As an Indonesian girl who grew up competing in pageants in the United States, I make it a priority to keep up with pageant news from the tanah air. Last Friday was the annual Puteri Indonesia pageant and I spent a good portion of my Friday night checking out all the pictures from the event on Instagram. I would’ve watched the pageant itself, but there’s a pesky little12-hour time difference between Jakarta and Washington, DC.
If you didn’t know, Puteri Indonesia is a competition to choose Indonesia’s representative for the Miss Universe competition. Every year, the Puteri Indonesia Organization puts on a big glamorous production attended by the reigning Miss Universe herself.
As I scrolled through various images of the crowning moment, I stopped at one particular photo that caught my attention. On one side of the picture stood the 2017 Puteri Indonesia and her newly crowned successor. Both women, very tall, towered over the significantly shorter Miss Universe. I thought the stark height difference was quite amusing, but I didn’t think much more of it, at least not yet.
Naturally, I kept scrolling through more pictures. The next picture that caught my eye was a photo of the new Puteri Indonesia with the first and second runner-ups. I noticed how the photo looked remarkably similar to the winners photo from the previous year and the year before that. In each picture, the girl crowned Puteri Indonesia was the tallest of the bunch.
This really got me interested in height, so much so that I decided to do some research. After a good 15 minutes of browsing contestant heights, I found that every year since 2011 the winner of Puteri Indonesia has always been taller than the runner-ups. In my opinion, this is something we should be concerned about.
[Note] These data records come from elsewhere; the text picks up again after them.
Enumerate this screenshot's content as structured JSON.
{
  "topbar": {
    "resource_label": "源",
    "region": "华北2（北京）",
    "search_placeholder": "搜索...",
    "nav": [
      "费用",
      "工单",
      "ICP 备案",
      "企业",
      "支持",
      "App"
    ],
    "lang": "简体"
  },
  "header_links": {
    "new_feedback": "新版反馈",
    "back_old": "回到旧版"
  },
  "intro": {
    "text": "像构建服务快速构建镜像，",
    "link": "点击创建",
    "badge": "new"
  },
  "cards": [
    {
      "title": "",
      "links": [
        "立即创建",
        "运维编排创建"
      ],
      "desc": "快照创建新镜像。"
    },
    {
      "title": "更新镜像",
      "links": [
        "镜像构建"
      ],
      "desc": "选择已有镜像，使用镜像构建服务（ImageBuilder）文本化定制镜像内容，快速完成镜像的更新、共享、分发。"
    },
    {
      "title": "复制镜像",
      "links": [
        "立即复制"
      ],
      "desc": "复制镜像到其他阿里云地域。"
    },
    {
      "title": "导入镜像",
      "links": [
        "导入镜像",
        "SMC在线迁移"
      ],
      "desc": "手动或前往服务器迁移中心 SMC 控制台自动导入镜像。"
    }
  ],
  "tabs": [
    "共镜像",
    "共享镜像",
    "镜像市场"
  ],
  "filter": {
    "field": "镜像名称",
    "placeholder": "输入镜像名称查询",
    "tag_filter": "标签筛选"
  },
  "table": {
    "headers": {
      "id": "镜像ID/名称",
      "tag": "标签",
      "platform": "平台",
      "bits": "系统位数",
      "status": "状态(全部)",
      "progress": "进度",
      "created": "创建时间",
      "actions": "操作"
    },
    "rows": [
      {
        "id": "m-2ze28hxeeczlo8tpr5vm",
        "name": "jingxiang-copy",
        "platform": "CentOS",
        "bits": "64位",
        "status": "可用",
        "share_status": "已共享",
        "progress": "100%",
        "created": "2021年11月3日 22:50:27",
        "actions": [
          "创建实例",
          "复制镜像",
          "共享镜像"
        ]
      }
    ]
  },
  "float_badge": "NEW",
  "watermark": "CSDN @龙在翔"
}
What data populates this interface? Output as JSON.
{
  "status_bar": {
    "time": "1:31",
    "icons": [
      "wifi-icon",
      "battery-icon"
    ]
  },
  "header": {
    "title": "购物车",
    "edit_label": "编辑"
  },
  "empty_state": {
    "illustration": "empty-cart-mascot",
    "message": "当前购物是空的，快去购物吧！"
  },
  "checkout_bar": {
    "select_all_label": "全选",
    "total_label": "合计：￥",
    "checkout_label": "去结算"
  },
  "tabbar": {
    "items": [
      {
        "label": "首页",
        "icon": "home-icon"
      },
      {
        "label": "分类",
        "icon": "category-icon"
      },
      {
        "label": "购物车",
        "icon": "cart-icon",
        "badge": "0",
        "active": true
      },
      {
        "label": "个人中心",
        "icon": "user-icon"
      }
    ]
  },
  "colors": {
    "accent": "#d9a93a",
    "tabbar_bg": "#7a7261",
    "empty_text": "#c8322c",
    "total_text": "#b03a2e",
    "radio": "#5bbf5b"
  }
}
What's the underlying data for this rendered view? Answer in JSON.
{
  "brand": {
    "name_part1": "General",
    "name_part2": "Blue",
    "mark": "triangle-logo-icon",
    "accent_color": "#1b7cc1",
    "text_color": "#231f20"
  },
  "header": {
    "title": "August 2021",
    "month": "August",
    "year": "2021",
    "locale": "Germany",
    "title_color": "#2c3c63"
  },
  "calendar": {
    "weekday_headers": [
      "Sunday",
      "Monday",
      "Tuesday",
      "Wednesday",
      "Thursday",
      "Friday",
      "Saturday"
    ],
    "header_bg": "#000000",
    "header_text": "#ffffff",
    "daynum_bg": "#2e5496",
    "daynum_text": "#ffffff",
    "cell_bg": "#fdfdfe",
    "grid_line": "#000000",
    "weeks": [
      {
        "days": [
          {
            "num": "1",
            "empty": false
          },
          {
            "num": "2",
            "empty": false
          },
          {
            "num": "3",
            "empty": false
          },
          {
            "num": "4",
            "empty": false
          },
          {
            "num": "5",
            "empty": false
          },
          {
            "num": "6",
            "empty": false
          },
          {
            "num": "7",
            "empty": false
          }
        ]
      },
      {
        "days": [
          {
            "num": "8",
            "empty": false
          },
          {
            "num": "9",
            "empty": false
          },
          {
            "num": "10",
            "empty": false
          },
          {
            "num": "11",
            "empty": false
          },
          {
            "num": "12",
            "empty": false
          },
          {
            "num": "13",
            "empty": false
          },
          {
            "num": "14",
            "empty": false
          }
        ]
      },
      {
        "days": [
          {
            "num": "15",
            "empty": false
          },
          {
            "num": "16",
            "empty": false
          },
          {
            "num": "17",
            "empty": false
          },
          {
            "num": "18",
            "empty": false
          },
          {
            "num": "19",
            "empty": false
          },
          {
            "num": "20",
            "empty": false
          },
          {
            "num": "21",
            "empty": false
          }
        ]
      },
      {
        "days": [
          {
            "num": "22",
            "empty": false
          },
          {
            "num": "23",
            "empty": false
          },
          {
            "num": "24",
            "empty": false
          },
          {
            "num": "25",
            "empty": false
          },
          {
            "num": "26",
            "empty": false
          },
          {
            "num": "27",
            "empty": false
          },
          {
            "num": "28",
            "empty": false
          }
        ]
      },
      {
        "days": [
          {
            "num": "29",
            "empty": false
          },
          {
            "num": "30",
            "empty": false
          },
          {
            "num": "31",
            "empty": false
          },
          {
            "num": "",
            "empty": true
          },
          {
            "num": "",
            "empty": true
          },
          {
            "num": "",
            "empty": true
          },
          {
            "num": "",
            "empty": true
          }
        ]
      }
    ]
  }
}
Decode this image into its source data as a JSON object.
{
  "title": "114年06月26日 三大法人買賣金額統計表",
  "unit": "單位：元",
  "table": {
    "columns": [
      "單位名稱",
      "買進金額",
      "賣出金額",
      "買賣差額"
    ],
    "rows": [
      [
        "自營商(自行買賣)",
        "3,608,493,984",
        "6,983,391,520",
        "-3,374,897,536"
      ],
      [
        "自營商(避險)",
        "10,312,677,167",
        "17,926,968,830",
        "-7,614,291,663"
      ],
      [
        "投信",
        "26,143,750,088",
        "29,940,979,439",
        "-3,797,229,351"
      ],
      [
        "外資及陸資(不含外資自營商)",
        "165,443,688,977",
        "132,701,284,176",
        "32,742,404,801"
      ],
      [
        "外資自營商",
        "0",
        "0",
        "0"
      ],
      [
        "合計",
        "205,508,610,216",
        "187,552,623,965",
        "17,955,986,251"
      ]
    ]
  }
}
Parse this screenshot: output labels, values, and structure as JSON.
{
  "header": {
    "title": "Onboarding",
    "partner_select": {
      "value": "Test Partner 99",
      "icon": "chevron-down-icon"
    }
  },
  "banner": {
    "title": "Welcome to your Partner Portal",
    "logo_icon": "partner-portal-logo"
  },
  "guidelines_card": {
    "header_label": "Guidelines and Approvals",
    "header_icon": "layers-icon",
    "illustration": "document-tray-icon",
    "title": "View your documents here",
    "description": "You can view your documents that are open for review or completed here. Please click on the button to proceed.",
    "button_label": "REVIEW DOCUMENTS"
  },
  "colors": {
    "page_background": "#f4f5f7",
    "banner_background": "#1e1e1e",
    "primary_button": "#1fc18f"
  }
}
You might stop me and ask why – everyone knows pageants favor tall girls. It is an undeniable fact that pageants favor tall girls. I worry, though, that the Puteri Indonesia pageant has turned into a competition that places too much concentration on height.
Now, I want to make it clear that in my critique, I am not suggesting that any past Puteri Indonesia winners were unworthy of their titles and I would never belittle their accomplishments. I’m also not suggesting that any specific contestant was robbed of the title because of their height. What I’m saying is that when I see this trend, I can’t help but fear that shorter contestants who are equally smart, talented, and driven as some taller contestants are significantly disadvantaged by nothing but their height. Keep in mind there aren’t really any “short” contestants who compete at Puteri Indonesia. Girls have to be at least 170 centimeters to compete, and the height of the average Indonesian woman is anywhere from 150 to 160 centimeters.
Philippines’ Pia Wurtzbach who stands at a solid 168 centimeters clinched the Miss Universe title in 2015. However, if she were Indonesian, she would’ve been ineligible to compete for Puteri Indonesia, eliminating all chances of her going to Miss Universe.
It seems like in recent years Miss Universe has begun to put less of an importance on height and it would be wise of us to follow suit. Let’s make sure we are choosing the most qualified contestant based on the things they say and how they conduct themselves, and let’s let things like height take a backseat.
Even though more work needs to be done on that front, I think Puteri Indonesia has made some important progress in producing winners that defy typical Indonesian beauty standards. I still remember the excitement I felt when I saw Puteri Indonesia Pariwisata 2016, Intan Aletrino, wearing her gorgeous natural curly locks while on official duty. Up until that moment, I had never seen a national titleholder who had hair like me and was proud to show it off the way she did.
Another person who shook things up was Bunga Jelitha, Puteri Indonesia 2017. Bunga, who sported a darker complexion than the typical Puteri Indonesia winners, faced bullying on social media after her crowning. It’s sad and ridiculous that a girl whose skin tone resembles the majority of Indonesians was made to feel like a bad representative of Indonesian beauty by none other than Indonesians themselves.
My hope for Puteri Indonesia is an even greater growth and embrace of inclusivity. I want girls across Indonesia to watch the pageant and see themselves represented in not just one of the 39 beautiful contestants but in the winners as well.
When I was a girl, I watched a video put out by the Miss Universe organization titled “Beauty in Indonesia” that deeply inspired me. The video featured Puteri Indonesia 2011 Nadine Alexandra and was made on the occasion of Miss Universe 2011 Leila Lopes’ visit to Indonesia. In the video, Nadine detailed how darker skinned people in Indonesia are made to feel inferior and she talked about how she hoped Leila, a black Miss Universe, was able to encourage girls to love who they are.
Seven years on, in a country where light-skinned stars continue to dominate the screens and skin whitening products continue to flood the shelves, that message needs to be heard more than ever. It is vital that Puteri Indonesia plays a part in spreading that message. Puteri Indonesia has the power to redefine what it means to be beautiful in Indonesia, they just have to remember to use it.
Azalea Johannes is currently a high school senior living in Washington, DC. She moved to the United States at age five with her family. She recently spent two years living in Jakarta attending a public school that helped her to become more acquainted with Indonesian life and culture.